New York Times
December 21, 2004
BAGHDAD, Iraq, Dec. 21 - A powerful explosion ripped through an American military base in northern Iraq today, causing many casualties, the American military said.
A short announcement from the military said the explosion occurred at noon Iraqi time near the city of Mosul, scene of raids by insurgents on police stations in the past six weeks.
Those attacks are part of a brutal campaign of terrorizing and intimidating Iraqis working either for the Iraqi security services or for American forces.
More than 100 bodies have turned up in the city in recent weeks.
Television and news agency reports said that 22 people had been killed and 50 wounded. A Pentagon spokesman, Lt. Col. Barry Venable, said by telephone that he could not confirm those numbers, or other details.
Sgt. Joseph Sanchez, a military spokesman in Iraq, said details of today's attack were still coming in and the military was assessing the number of casualties. He said the cause of the explosion had not yet been determined.

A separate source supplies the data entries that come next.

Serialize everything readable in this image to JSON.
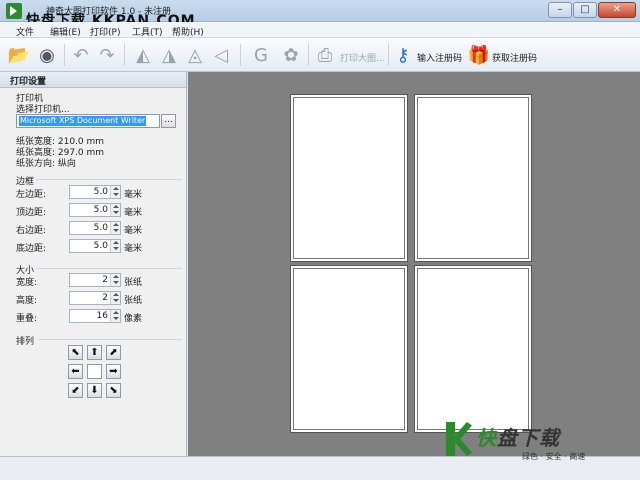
{
  "window": {
    "title": "神奇大图打印软件 1.0 - 未注册",
    "watermark": "快盘下载 KKPAN.COM"
  },
  "menu": [
    "文件",
    "编辑(E)",
    "打印(P)",
    "工具(T)",
    "帮助(H)"
  ],
  "toolbar": {
    "print_big": "打印大图...",
    "enter_code": "输入注册码",
    "get_code": "获取注册码"
  },
  "panel": {
    "header": "打印设置",
    "printer_group": "打印机",
    "select_printer": "选择打印机...",
    "printer_value": "Microsoft XPS Document Writer",
    "ellipsis": "...",
    "paper_width": "纸张宽度: 210.0 mm",
    "paper_height": "纸张高度: 297.0 mm",
    "paper_orient": "纸张方向: 纵向",
    "margin_group": "边框",
    "margins": [
      {
        "label": "左边距:",
        "value": "5.0",
        "unit": "毫米"
      },
      {
        "label": "顶边距:",
        "value": "5.0",
        "unit": "毫米"
      },
      {
        "label": "右边距:",
        "value": "5.0",
        "unit": "毫米"
      },
      {
        "label": "底边距:",
        "value": "5.0",
        "unit": "毫米"
      }
    ],
    "size_group": "大小",
    "sizes": [
      {
        "label": "宽度:",
        "value": "2",
        "unit": "张纸"
      },
      {
        "label": "高度:",
        "value": "2",
        "unit": "张纸"
      },
      {
        "label": "重叠:",
        "value": "16",
        "unit": "像素"
      }
    ],
    "arrange_group": "排列"
  },
  "brand": {
    "main_green": "快",
    "main_dark": "盘下载",
    "sub": "绿色 · 安全 · 高速"
  }
}
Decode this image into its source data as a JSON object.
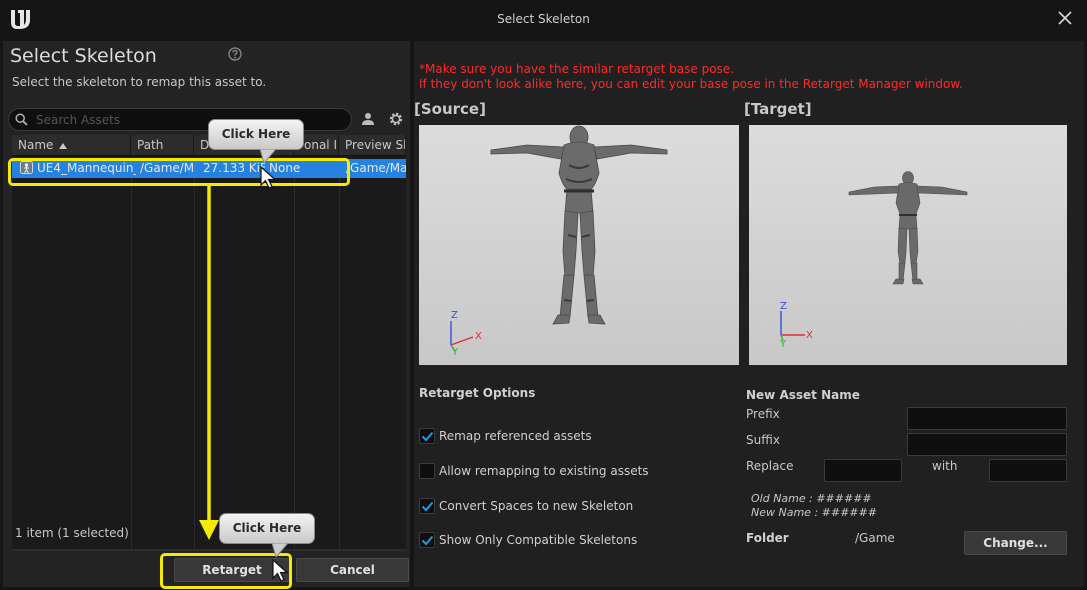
{
  "window": {
    "title": "Select Skeleton"
  },
  "left": {
    "title": "Select Skeleton",
    "description": "Select the skeleton to remap this asset to.",
    "search_placeholder": "Search Assets",
    "columns": [
      "Name",
      "Path",
      "D",
      "onal I",
      "Preview Sk"
    ],
    "row": {
      "name": "UE4_Mannequin_",
      "path": "/Game/M",
      "size": "27.133 KiB",
      "extra": "None",
      "preview": "/Game/Ma"
    },
    "items_count": "1 item (1 selected)",
    "retarget_label": "Retarget",
    "cancel_label": "Cancel"
  },
  "right": {
    "warning_line1": "*Make sure you have the similar retarget base pose.",
    "warning_line2": "If they don't look alike here, you can edit your base pose in the Retarget Manager window.",
    "source_label": "[Source]",
    "target_label": "[Target]",
    "axis": {
      "z": "Z",
      "y": "Y",
      "x": "X"
    },
    "retarget_options_title": "Retarget Options",
    "options": [
      {
        "label": "Remap referenced assets",
        "checked": true
      },
      {
        "label": "Allow remapping to existing assets",
        "checked": false
      },
      {
        "label": "Convert Spaces to new Skeleton",
        "checked": true
      },
      {
        "label": "Show Only Compatible Skeletons",
        "checked": true
      }
    ],
    "new_asset_name_title": "New Asset Name",
    "prefix_label": "Prefix",
    "suffix_label": "Suffix",
    "replace_label": "Replace",
    "with_label": "with",
    "old_name": "Old Name : ######",
    "new_name": "New Name : ######",
    "folder_label": "Folder",
    "folder_value": "/Game",
    "change_label": "Change..."
  },
  "annotations": {
    "callout1": "Click Here",
    "callout2": "Click Here",
    "highlight_color": "#f5ea00"
  },
  "colors": {
    "selection": "#2682e0",
    "warning": "#ff2a2a",
    "accent_check": "#1e9bea"
  }
}
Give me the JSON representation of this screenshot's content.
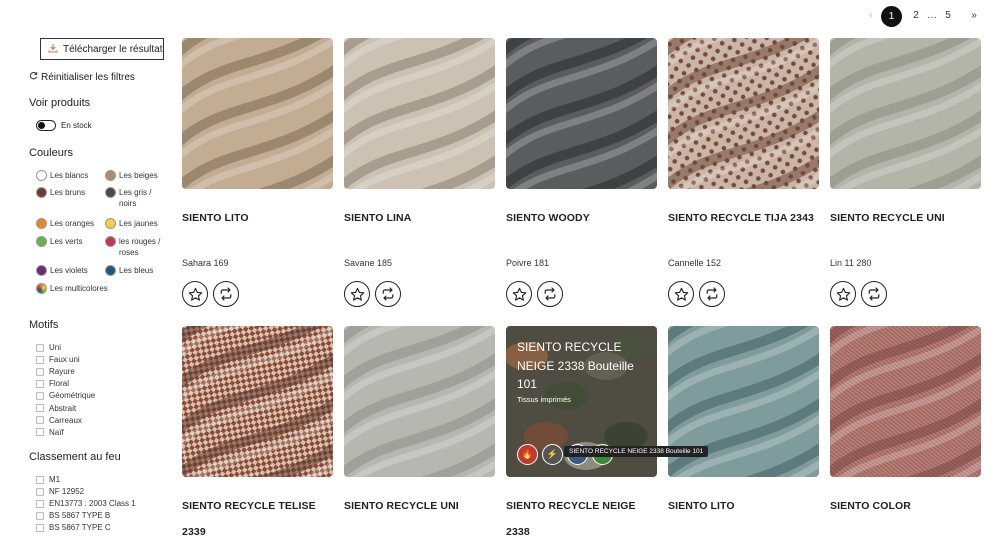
{
  "pagination": {
    "prev": "‹",
    "pages": [
      "1",
      "2",
      "…",
      "5"
    ],
    "next": "»"
  },
  "sidebar": {
    "download_label": "Télécharger le résultat",
    "reset_label": "Réinitialiser les filtres",
    "voir_title": "Voir produits",
    "stock_label": "En stock",
    "colors_title": "Couleurs",
    "colors": [
      {
        "label": "Les blancs",
        "color": "#ffffff"
      },
      {
        "label": "Les beiges",
        "color": "#b08a73"
      },
      {
        "label": "Les bruns",
        "color": "#6b3e2e"
      },
      {
        "label": "Les gris / noirs",
        "color": "#4a4a4a"
      },
      {
        "label": "Les oranges",
        "color": "#e8852f"
      },
      {
        "label": "Les jaunes",
        "color": "#f4d236"
      },
      {
        "label": "Les verts",
        "color": "#6cb24a"
      },
      {
        "label": "les rouges / roses",
        "color": "#c73650"
      },
      {
        "label": "Les violets",
        "color": "#6a2e6e"
      },
      {
        "label": "Les bleus",
        "color": "#1d5a78"
      },
      {
        "label": "Les multicolores",
        "color": "#8fbf4e"
      }
    ],
    "motifs_title": "Motifs",
    "motifs": [
      "Uni",
      "Faux uni",
      "Rayure",
      "Floral",
      "Géométrique",
      "Abstrait",
      "Carreaux",
      "Naïf"
    ],
    "feu_title": "Classement au feu",
    "feu": [
      "M1",
      "NF 12952",
      "EN13773 : 2003 Class 1",
      "BS 5867 TYPE B",
      "BS 5867 TYPE C"
    ]
  },
  "products": [
    {
      "name": "SIENTO LITO",
      "variant": "Sahara 169",
      "base": "#c2ad92",
      "dark": "#7e6a52"
    },
    {
      "name": "SIENTO LINA",
      "variant": "Savane 185",
      "base": "#cbc2b3",
      "dark": "#8b8172"
    },
    {
      "name": "SIENTO WOODY",
      "variant": "Poivre 181",
      "base": "#5a5d5e",
      "dark": "#2a2c2d"
    },
    {
      "name": "SIENTO RECYCLE TIJA 2343",
      "variant": "Cannelle 152",
      "base": "#b79684",
      "dark": "#6e4838"
    },
    {
      "name": "SIENTO RECYCLE UNI",
      "variant": "Lin 11 280",
      "base": "#b3b5a9",
      "dark": "#8a8c80"
    },
    {
      "name": "SIENTO RECYCLE TELISE 2339",
      "variant": "",
      "base": "#a57766",
      "dark": "#5d3a2e"
    },
    {
      "name": "SIENTO RECYCLE UNI",
      "variant": "",
      "base": "#b6b7b1",
      "dark": "#8f908a"
    },
    {
      "name": "SIENTO RECYCLE NEIGE 2338",
      "variant": "",
      "base": "#6e6a5a",
      "dark": "#3a3a2e"
    },
    {
      "name": "SIENTO LITO",
      "variant": "",
      "base": "#7f9c9d",
      "dark": "#415e60"
    },
    {
      "name": "SIENTO COLOR",
      "variant": "",
      "base": "#b67e76",
      "dark": "#7c4943"
    }
  ],
  "hover_card": {
    "title": "SIENTO RECYCLE NEIGE 2338 Bouteille 101",
    "subtitle": "Tissus imprimés",
    "tooltip": "SIENTO RECYCLE NEIGE 2338 Bouteille 101"
  }
}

The attack is part of an increasing pattern of violence as the elections planned for Jan. 30 approach. On Sunday car bombers struck crowds in Najaf and Karbala, killing at least 61 people and wounding about 120 in those two holy Shiite cities. In Baghdad, about 30 insurgents hurling grenades and firing machine guns pulled three election officials from their car in the midst of morning traffic and killed them with shots to the head.
Today's explosion came on the same day as a surprise visit to Baghdad by Prime Minister Tony Blair of Britain, who vowed that the war against the insurgents would be won and elections held on time.
Mr. Blair's visit symbolized the dangers posed by insurgents trying to disrupt plans for the January polls.
The prime minister flew into the capital on a military aircraft and then, avoiding the roads that have been frequent targets in bombings and ambushes, boarded a helicopter that took him to central Baghdad, escorted by American Apache attack helicopters.
He held a news conference in the so-called International Zone, a fortified, heavily guarded walled compound for Iraqi government officials and foreign forces. The brief visit to the capital was unannounced for security reasons.
Mr. Blair used his visit, his first to Baghdad since Saddam Hussein was toppled in 2003, to symbolize Britain's support for the national elections.
"Security is really heavy," Mr. Blair said, standing at a podium during the news conference with the Iraqi interim prime minister, Ayad Allawi, at his side. "You can feel the sense of danger that people live in here."
Mr. Blair met Iraqi elections workers, three of whose colleagues had been pulled from their vehicles in broad daylight on a busy Baghdad street on Sunday and shot dead in a brazen attack by gunmen who did not even bother to cover their faces.
Calling them heroes, Mr. Blair pointed out that Iraq's election workers must go to and from their homes and commission headquarters in the city as they carry out planning for an elections process that has been disrupted by bloodshed.
Insurgents have been trying to disrupt or prevent the scheduled vote and the campaigning process by an Iraqi government that they see as collaborating with occupying foreign forces. The attacks on the Iraqi police and national guard officers have complicating plans to train enough local forces that would ideally spearhead security at polling stations.
Britain has some 8,000 troops in Iraq, mainly stationed in the south of the country, centered on the city of Basra.